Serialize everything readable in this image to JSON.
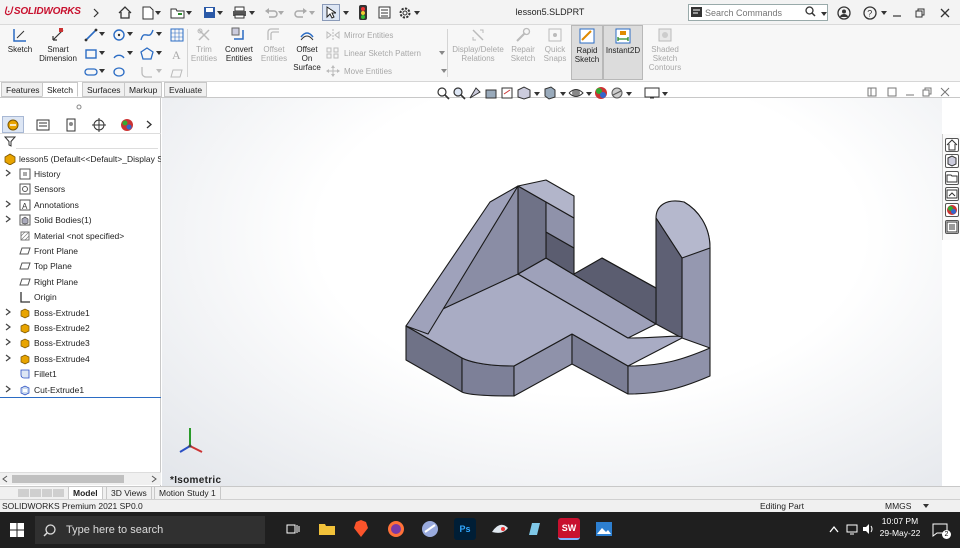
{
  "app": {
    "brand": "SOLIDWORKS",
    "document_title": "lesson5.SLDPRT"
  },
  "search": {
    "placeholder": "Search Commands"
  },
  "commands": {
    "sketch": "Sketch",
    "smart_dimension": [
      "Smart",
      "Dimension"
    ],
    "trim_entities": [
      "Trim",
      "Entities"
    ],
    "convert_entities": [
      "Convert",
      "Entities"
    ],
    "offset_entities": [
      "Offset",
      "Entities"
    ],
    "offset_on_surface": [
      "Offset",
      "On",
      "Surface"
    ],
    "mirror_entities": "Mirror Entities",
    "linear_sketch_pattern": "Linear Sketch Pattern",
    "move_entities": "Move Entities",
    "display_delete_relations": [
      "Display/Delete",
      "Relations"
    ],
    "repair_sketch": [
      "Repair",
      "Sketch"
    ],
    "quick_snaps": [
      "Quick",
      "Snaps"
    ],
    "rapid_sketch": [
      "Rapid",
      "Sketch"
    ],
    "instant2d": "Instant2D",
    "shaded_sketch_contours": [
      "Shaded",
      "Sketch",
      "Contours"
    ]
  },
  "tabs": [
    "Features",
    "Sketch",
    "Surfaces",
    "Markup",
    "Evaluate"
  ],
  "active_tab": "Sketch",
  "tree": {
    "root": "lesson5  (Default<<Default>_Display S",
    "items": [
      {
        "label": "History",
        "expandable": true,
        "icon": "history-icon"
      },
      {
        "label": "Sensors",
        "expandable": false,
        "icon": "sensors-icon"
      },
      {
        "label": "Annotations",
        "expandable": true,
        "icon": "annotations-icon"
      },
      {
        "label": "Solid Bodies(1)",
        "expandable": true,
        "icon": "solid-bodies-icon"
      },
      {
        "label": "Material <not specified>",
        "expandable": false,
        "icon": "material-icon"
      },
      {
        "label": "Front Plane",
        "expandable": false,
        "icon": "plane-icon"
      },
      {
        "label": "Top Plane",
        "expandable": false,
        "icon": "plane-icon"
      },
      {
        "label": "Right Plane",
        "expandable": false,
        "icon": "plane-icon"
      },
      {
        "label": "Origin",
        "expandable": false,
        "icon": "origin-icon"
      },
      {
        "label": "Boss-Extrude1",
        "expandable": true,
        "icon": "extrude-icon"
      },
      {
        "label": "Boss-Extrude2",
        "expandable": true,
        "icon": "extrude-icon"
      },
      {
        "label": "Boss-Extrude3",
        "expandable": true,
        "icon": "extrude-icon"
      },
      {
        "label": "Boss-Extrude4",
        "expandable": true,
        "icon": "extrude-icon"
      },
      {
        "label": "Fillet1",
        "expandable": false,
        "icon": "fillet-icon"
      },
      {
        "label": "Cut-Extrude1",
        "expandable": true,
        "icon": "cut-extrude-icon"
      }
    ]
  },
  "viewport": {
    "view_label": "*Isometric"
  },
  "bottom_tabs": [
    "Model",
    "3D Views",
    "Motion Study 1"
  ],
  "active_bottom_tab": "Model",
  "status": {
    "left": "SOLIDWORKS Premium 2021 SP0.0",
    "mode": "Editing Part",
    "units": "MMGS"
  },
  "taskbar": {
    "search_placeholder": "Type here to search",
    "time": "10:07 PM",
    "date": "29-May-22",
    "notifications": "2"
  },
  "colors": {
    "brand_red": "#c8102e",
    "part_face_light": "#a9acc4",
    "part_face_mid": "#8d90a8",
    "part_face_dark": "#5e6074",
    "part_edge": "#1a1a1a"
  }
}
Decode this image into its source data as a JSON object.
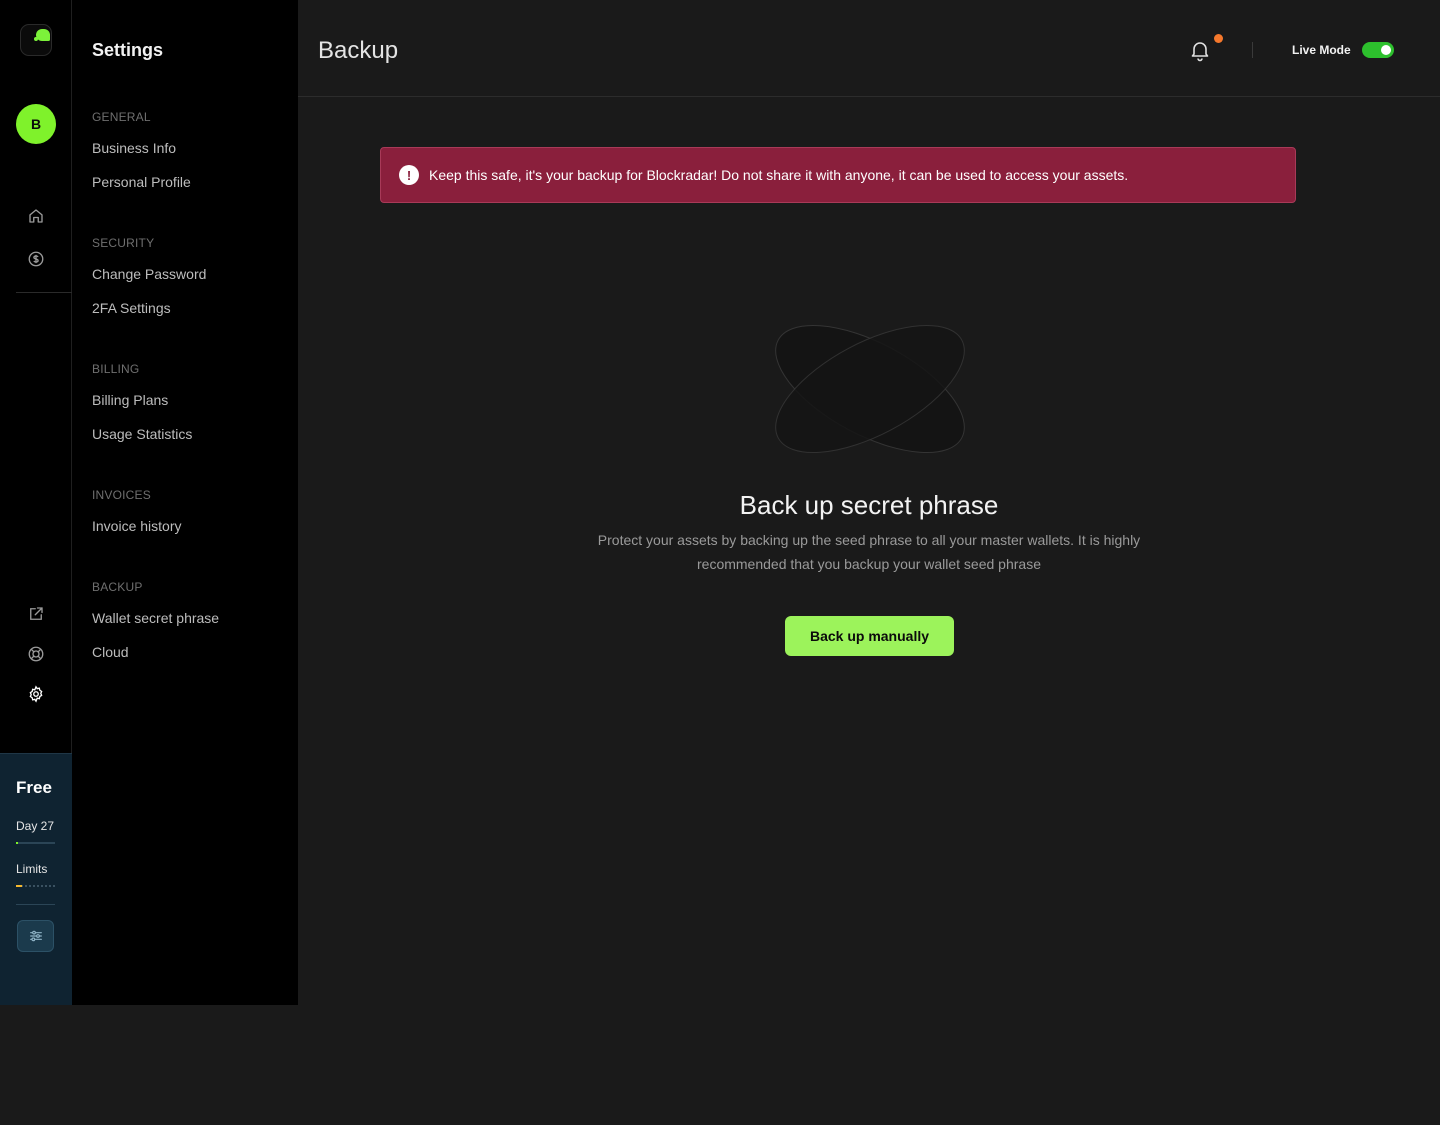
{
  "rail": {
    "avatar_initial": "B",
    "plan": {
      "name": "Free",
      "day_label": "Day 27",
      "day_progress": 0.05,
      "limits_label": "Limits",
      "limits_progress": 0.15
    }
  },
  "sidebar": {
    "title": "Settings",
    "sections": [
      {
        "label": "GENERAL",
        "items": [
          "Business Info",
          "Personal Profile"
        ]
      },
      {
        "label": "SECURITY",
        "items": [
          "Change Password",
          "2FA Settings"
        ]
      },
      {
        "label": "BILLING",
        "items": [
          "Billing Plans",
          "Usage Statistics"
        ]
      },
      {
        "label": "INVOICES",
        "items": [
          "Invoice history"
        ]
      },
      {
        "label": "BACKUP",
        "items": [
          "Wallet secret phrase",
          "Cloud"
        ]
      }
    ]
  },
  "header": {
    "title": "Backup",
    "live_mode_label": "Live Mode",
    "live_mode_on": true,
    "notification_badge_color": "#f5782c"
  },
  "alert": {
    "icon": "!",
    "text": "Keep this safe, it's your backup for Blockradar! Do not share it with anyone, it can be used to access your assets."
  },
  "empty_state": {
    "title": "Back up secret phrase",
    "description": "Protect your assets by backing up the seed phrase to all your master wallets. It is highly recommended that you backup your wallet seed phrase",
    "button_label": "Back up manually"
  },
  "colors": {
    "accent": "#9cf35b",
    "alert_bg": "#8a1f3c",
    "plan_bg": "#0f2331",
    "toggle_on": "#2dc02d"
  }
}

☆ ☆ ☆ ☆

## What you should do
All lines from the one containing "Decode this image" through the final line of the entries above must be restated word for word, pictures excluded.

## Output below
Decode this image into its source data as a JSON object.
{
  "rail": {
    "avatar_initial": "B",
    "plan": {
      "name": "Free",
      "day_label": "Day 27",
      "day_progress": 0.05,
      "limits_label": "Limits",
      "limits_progress": 0.15
    }
  },
  "sidebar": {
    "title": "Settings",
    "sections": [
      {
        "label": "GENERAL",
        "items": [
          "Business Info",
          "Personal Profile"
        ]
      },
      {
        "label": "SECURITY",
        "items": [
          "Change Password",
          "2FA Settings"
        ]
      },
      {
        "label": "BILLING",
        "items": [
          "Billing Plans",
          "Usage Statistics"
        ]
      },
      {
        "label": "INVOICES",
        "items": [
          "Invoice history"
        ]
      },
      {
        "label": "BACKUP",
        "items": [
          "Wallet secret phrase",
          "Cloud"
        ]
      }
    ]
  },
  "header": {
    "title": "Backup",
    "live_mode_label": "Live Mode",
    "live_mode_on": true,
    "notification_badge_color": "#f5782c"
  },
  "alert": {
    "icon": "!",
    "text": "Keep this safe, it's your backup for Blockradar! Do not share it with anyone, it can be used to access your assets."
  },
  "empty_state": {
    "title": "Back up secret phrase",
    "description": "Protect your assets by backing up the seed phrase to all your master wallets. It is highly recommended that you backup your wallet seed phrase",
    "button_label": "Back up manually"
  },
  "colors": {
    "accent": "#9cf35b",
    "alert_bg": "#8a1f3c",
    "plan_bg": "#0f2331",
    "toggle_on": "#2dc02d"
  }
}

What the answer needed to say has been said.